The worth-the-wait Blade Runner 2049 is pegged to rake in some $50 million on its opening weekend, which means it stands to make all the first-run money the original never did.
Though now regarded as a sci-fi classic, Ridley Scott's original fizzled when released in 1982, and opened to indifferent reviews. Detractors didn't like the way the movie plodded along, but what they missed was the weird pull of Scott's dark vision — one that completed the U-turn in our collective imagination that he started with Alien.
That movie, released in 1979 — just a decade after the Kennedy-era optimism of Star Trek and two years after the gee-whiz outer space fun of Star Wars — gave us a new and disconcertingly plausible view of a galaxy not so far away, where nobody is boldly going anywhere. Alien made Stanley Kubrick look like an optimist, or at least a neat freak. Scott's Alien spaceship was grimy, industrial, gritty, staffed by workers who were exploited, miserable, and expendable.
He doubled down on all of it with Blade Runner, borrowing and expanding Philip K. Dick's conception of Earth circa 2019 — the environment and the sunlight in retreat, mankind branching out to outer space "off-world," left-behind people squeezed like sardines into megacities of perpetual night, cultures and languages merged into a boiled-over melting pot.
This movie was grim, but also hypnotic — a version of the future that felt eerily like a memory of something that has yet to happen to us.
That tone is embraced and embellished in Denis Villeneuve's effective, exotic sequel. It is often a captivating visual marvel, using newfangled special effects in ways that aspire more to the poetic than the kinetic.
I'd like to tell you all about them, but the producer of the movie, Andrew Kosove — who, by the way, is from Wyncote — actually called me personally to ask that key details not be revealed. And having scanned a few reviews, I understand his concern. Beans are being spilled right and left, so take care.
The setting is 30 years down the road from the original, on an Earth further deteriorated but still habitable, populated by humans and synthetic human "replicants" who aspire to humanity and at the same time resent humans for consigning them to second-class status. This resentment leads to disobedience — sometimes the replicants go AWOL.
When they do, police officers known as blade runners hunt them down and destroy them. So begins 2049, with blade runner K (Ryan Gosling) tracking a fugitive replicant (Danny Bautista) to a remote outpost away from the city.
The two have a boffo fight that opens the movie with an action jolt, but it's brief and secondary to the way Villeneuve uses the opening moments to establish the movie's haunting, melancholy mood. (The sequence is dominated by the spectral image of a dead tree, not unlike the images so important to George Miller's Mad Max: Fury Road.) The photography is by Roger Deakins, who is well on his way to his first well-deserved Oscar.
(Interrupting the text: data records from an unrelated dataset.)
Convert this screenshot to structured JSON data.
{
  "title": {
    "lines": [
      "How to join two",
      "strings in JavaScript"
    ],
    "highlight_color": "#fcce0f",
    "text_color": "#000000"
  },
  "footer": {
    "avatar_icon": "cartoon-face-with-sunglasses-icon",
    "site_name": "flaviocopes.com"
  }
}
When the dust settles, K finds artifacts that turn out to be bread crumbs on a trail — the movie has a more linear narrative than the original — leading to still more fugitives: people who hold the keys to a mystery that could seriously upset the balance of power between humans and replicants, or the forces that control the synthetic creatures.
These clues are of great interest to K's boss (Robin Wright), and to the messianic tech wizard (Jared Leto) who builds the replicants, and who safeguards his empire with the assistance of a remorseless henchwoman (Sylvia Hoeks).
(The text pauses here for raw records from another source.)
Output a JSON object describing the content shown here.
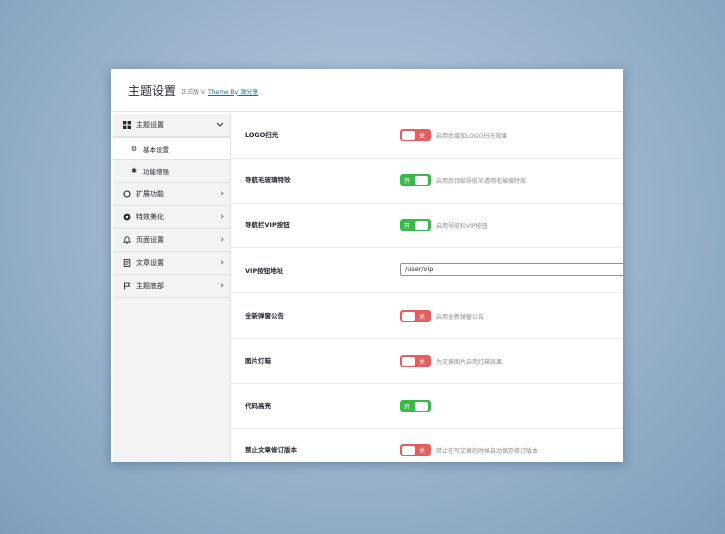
{
  "header": {
    "title": "主题设置",
    "version": "正式版 V",
    "theme_link": "Theme By 源分享"
  },
  "sidebar": {
    "items": [
      {
        "label": "主题设置",
        "icon": "grid-icon",
        "chevron": "﹀",
        "expanded": true,
        "children": [
          {
            "label": "基本设置",
            "icon": "gear-icon",
            "active": true
          },
          {
            "label": "功能增强",
            "icon": "sparkle-icon",
            "active": false
          }
        ]
      },
      {
        "label": "扩展功能",
        "icon": "circle-icon",
        "chevron": "›"
      },
      {
        "label": "特效美化",
        "icon": "dot-circle-icon",
        "chevron": "›"
      },
      {
        "label": "页面设置",
        "icon": "bell-icon",
        "chevron": "›"
      },
      {
        "label": "文章设置",
        "icon": "document-icon",
        "chevron": "›"
      },
      {
        "label": "主题底部",
        "icon": "flag-icon",
        "chevron": "›"
      }
    ]
  },
  "settings": [
    {
      "label": "LOGO扫光",
      "type": "toggle",
      "state": "off",
      "state_text": "关",
      "description": "启用后增加LOGO扫光效果"
    },
    {
      "label": "导航毛玻璃特效",
      "type": "toggle",
      "state": "on",
      "state_text": "开",
      "description": "启用后顶部导航半透明毛玻璃特效"
    },
    {
      "label": "导航栏VIP按钮",
      "type": "toggle",
      "state": "on",
      "state_text": "开",
      "description": "启用导航栏VIP按钮"
    },
    {
      "label": "VIP按钮地址",
      "type": "input",
      "value": "/user/vip"
    },
    {
      "label": "全新弹窗公告",
      "type": "toggle",
      "state": "off",
      "state_text": "关",
      "description": "启用全新弹窗公告"
    },
    {
      "label": "图片灯箱",
      "type": "toggle",
      "state": "off",
      "state_text": "关",
      "description": "为文章图片启用灯箱效果"
    },
    {
      "label": "代码高亮",
      "type": "toggle",
      "state": "on",
      "state_text": "开",
      "description": ""
    },
    {
      "label": "禁止文章修订版本",
      "type": "toggle",
      "state": "off",
      "state_text": "关",
      "description": "禁止在写文章的时候自动保存修订版本"
    }
  ],
  "colors": {
    "toggle_on": "#3cb84a",
    "toggle_off": "#e35f5f",
    "link": "#0073aa"
  }
}
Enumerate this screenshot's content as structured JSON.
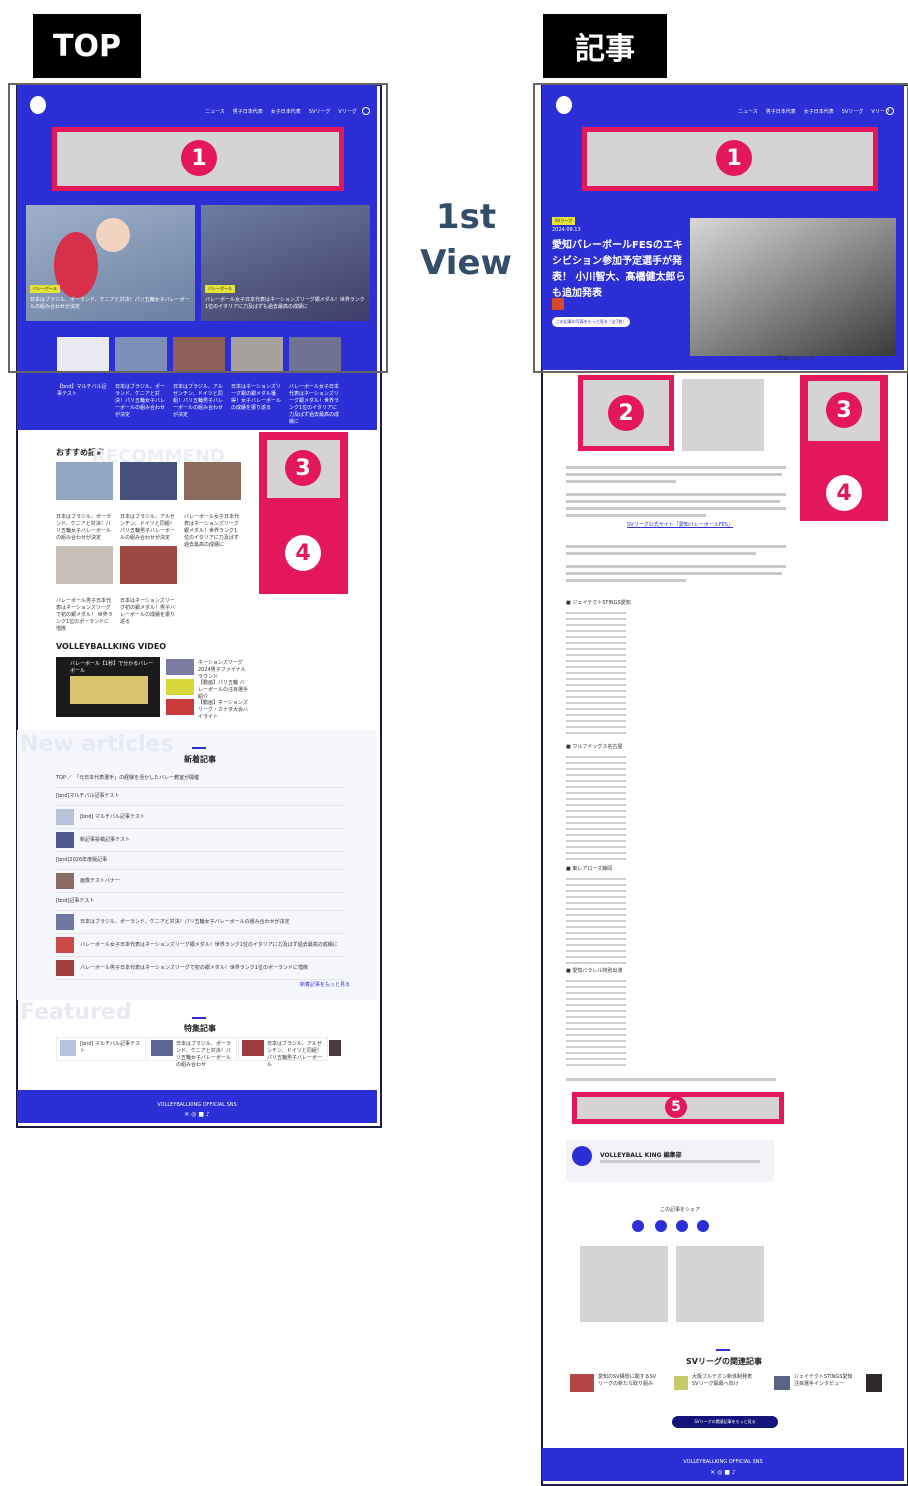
{
  "labels": {
    "top": "TOP",
    "article": "記事",
    "first_view": "1st View"
  },
  "badges": [
    "1",
    "2",
    "3",
    "4",
    "5"
  ],
  "site": {
    "nav": [
      "ニュース",
      "男子日本代表",
      "女子日本代表",
      "SVリーグ",
      "Vリーグ"
    ],
    "footer_title": "VOLLEYBALLKING OFFICIAL SNS"
  },
  "top": {
    "hero_cards": [
      {
        "tag": "バレーボール",
        "title": "日本はブラジル、ポーランド、ケニアと対決！パリ五輪女子バレーボールの組み合わせが決定"
      },
      {
        "tag": "バレーボール",
        "title": "バレーボール女子日本代表はネーションズリーグ銀メダル！世界ランク1位のイタリアに力及ばずも過去最高の成績に"
      }
    ],
    "thumbs": [
      {
        "title": "【bnd】マルチバル記事テスト"
      },
      {
        "title": "日本はブラジル、ポーランド、ケニアと対決！パリ五輪女子バレーボールの組み合わせが決定"
      },
      {
        "title": "日本はブラジル、アルゼンチン、ドイツと同組！パリ五輪男子バレーボールの組み合わせが決定"
      },
      {
        "title": "日本はネーションズリーグ銀の銀メダル獲得！女子バレーボールの成績を振り返る"
      },
      {
        "title": "バレーボール女子日本代表はネーションズリーグ銀メダル！世界ランク1位のイタリアに力及ばず過去最高の成績に"
      }
    ],
    "recommend_title": "おすすめ記事",
    "recommend_bg": "RECOMMEND",
    "recommend_cards": [
      {
        "title": "日本はブラジル、ポーランド、ケニアと対決！パリ五輪女子バレーボールの組み合わせが決定"
      },
      {
        "title": "日本はブラジル、アルゼンチン、ドイツと同組！パリ五輪男子バレーボールの組み合わせが決定"
      },
      {
        "title": "バレーボール女子日本代表はネーションズリーグ銀メダル！世界ランク1位のイタリアに力及ばず過去最高の成績に"
      },
      {
        "title": "バレーボール男子日本代表はネーションズリーグで初の銀メダル！ 世界ランク1位のポーランドに惜敗"
      },
      {
        "title": "日本はネーションズリーグ初の銀メダル！男子バレーボールの成績を振り返る"
      }
    ],
    "video_title": "VOLLEYBALLKING VIDEO",
    "video_caption": "バレーボール【1秒】で分かるバレーボール",
    "video_side": [
      {
        "title": "ネーションズリーグ2024男子ファイナルラウンド"
      },
      {
        "title": "【動画】パリ五輪 バレーボールの注目選手紹介"
      },
      {
        "title": "【動画】ネーションズリーグ・カナダ大会ハイライト"
      }
    ],
    "new_bg": "New articles",
    "new_title": "新着記事",
    "new_rows": [
      {
        "title": "TOP ／ 「元日本代表選手」の経験を活かしたバレー教室が開催",
        "thumb": false
      },
      {
        "title": "[bnd]マルチバル記事テスト",
        "thumb": false
      },
      {
        "title": "[bnd] マルチバル記事テスト",
        "thumb": true
      },
      {
        "title": "新記事投稿記事テスト",
        "thumb": true
      },
      {
        "title": "[bnd]2026年度版記事",
        "thumb": false
      },
      {
        "title": "画像テストバナー",
        "thumb": true
      },
      {
        "title": "[bnd]記事テスト",
        "thumb": false
      },
      {
        "title": "日本はブラジル、ポーランド、ケニアと対決！パリ五輪女子バレーボールの組み合わせが決定",
        "thumb": true
      },
      {
        "title": "バレーボール女子日本代表はネーションズリーグ銀メダル！世界ランク1位のイタリアに力及ばず過去最高の成績に",
        "thumb": true
      },
      {
        "title": "バレーボール男子日本代表はネーションズリーグで初の銀メダル！世界ランク1位のポーランドに惜敗",
        "thumb": true
      }
    ],
    "more_link": "新着記事をもっと見る",
    "featured_bg": "Featured",
    "featured_title": "特集記事",
    "featured_cards": [
      {
        "title": "[bnd] マルチバル記事テスト"
      },
      {
        "title": "日本はブラジル、ポーランド、ケニアと対決！パリ五輪女子バレーボールの組み合わせ"
      },
      {
        "title": "日本はブラジル、アルゼンチン、ドイツと同組！パリ五輪男子バレーボール"
      }
    ]
  },
  "article": {
    "category": "SVリーグ",
    "date": "2024.09.13",
    "headline": "愛知バレーボールFESのエキシビション参加予定選手が発表！ 小川智大、髙橋健太郎らも追加発表",
    "cta": "この記事の写真をもっと見る（全7枚）",
    "photo_caption": "（写真）SVリーグ",
    "link_text": "SVリーグ公式サイト「愛知バレーボールFES」",
    "lists": [
      "■ ジェイテクトSTINGS愛知",
      "■ ウルフドッグス名古屋",
      "■ 東レアローズ静岡",
      "■ 愛知パラレル特別出演"
    ],
    "profile_name": "VOLLEYBALL KING 編集部",
    "share_title": "この記事をシェア",
    "related_title": "SVリーグの関連記事",
    "related_cards": [
      {
        "title": "愛知のSV構想に関するSVリーグの新たな取り組み"
      },
      {
        "title": "大阪ブルテオン新体制発表 SVリーグ開幕へ向け"
      },
      {
        "title": "ジェイテクトSTINGS愛知 注目選手インタビュー"
      }
    ],
    "related_button": "SVリーグの関連記事をもっと見る"
  }
}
The linchpin to this mystery is Deckard (Harrison Ford), a blade runner missing for 30 years, who will be familiar to those who know the original. K pursues him into the wasteland beyond the city, a surreal landscape that allows Villeneuve to stretch his considerable imagination in ways that explore and amplify classic Blade Runner themes of technology as it relates to identity and memory and humanity.
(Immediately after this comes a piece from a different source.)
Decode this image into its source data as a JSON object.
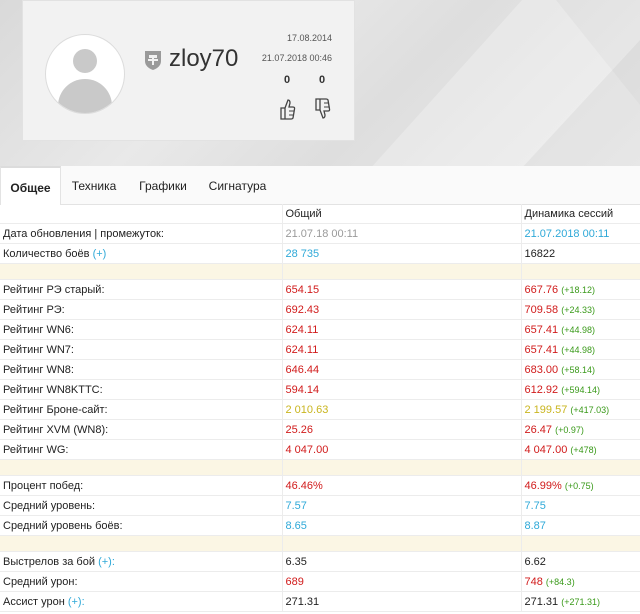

The director has clever new ideas, extensions of blade runner mythos, that lend themselves to striking visuals — Mackenzie Davis and Ana de Armas appear together in a scene that may end up having them nominated for supporting actress trophies. Blade Runner 2049 is teeming with such moments, and for two hours holds you in its spell. It falters late, when an action sequence outstays its welcome and the storytelling slows to make room for elements that point the way to another sequel.
The movie could have been way shorter. Still, its length comes from its admirable reach and ambition, and it's the rare sequel that honors and understands the original while creating a cinematic world that feels new and unique. And it has the advantage of playing to audiences that have seen advances in technology that have brought us closer to Dick's conjecture about of the future, one marked by technology that both enhances and diminishes us (the movie anticipates Apple's facial recognition technology, and makes a grisly joke about it).
The original left folks wondering who was human, and who was replicant. But 2049 is more interested in what is human. We see mercy, self-sacrifice, and nobility and we wonder: Does it emanate from the soul, or the software?